OTTAWA – The Bank of Canada is rethinking how it analyzing the economy, in part by putting less faith in computer models and more on anecdotal information and conversations with Canadians.
In a message from governor Stephen Poloz, the central bank said its confidence in its models was shaken somewhat last year by the economy’s underperformance and its inability to foresee events.
The message was contained in the bank’s annual report, released Friday.
“We are working hard to refine those models, but this experience is also leading us to put increased emphasis on anecdotal evidence — real conversations with real Canadians making real economic decisions,” Poloz says in a foreward.
“This approach includes surveys, both ours and those done by others, and numerous meetings with business associations” and roundtable discussions.
The bank has been criticized over the past few years for its overly optimistic view of how the economy would perform, especially under former governor Mark Carney.

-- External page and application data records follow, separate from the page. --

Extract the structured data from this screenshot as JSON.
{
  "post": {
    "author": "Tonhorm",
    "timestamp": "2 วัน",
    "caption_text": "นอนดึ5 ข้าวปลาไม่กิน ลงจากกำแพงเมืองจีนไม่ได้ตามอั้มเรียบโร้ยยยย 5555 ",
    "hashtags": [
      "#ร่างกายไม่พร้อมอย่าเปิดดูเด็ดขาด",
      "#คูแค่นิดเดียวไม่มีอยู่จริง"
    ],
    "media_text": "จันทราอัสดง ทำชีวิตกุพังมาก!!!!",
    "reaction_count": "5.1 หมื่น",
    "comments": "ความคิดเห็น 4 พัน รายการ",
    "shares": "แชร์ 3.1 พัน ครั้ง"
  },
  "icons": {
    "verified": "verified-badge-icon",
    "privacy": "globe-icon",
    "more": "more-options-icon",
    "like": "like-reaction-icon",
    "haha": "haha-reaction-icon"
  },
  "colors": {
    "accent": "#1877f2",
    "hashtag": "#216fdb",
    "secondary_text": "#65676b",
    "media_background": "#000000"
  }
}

Poloz notes that at the start of 2013, the central bank again began the year with a rather rosy view of how the economy would perform, with expectations of an export rebound spurring robust business investment.

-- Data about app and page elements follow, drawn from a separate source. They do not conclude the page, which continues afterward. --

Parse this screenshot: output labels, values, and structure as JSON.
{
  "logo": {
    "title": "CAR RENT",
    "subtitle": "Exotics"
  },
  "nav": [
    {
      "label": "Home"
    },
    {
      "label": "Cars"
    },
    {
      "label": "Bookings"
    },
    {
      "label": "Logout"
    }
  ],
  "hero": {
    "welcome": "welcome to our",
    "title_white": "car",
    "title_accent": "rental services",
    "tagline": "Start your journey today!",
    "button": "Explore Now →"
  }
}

“By summer, however, our optimism had dimmed,” Poloz says, noting that apart from U.S. weakness, non-commodity exports were softer than the bank’s models were indicating they should be, business investment was lagging and inflation was “inexplicable low.”
That required the bank to change its tightening bias, which had been telling markets the next move would be to raise interest rates, to a neutral stance, he said.
Looking forward, Poloz said the bank would establish “new principles and practices” to reformulate its role in promoting monetary policy and financial stability, but did not give specifics.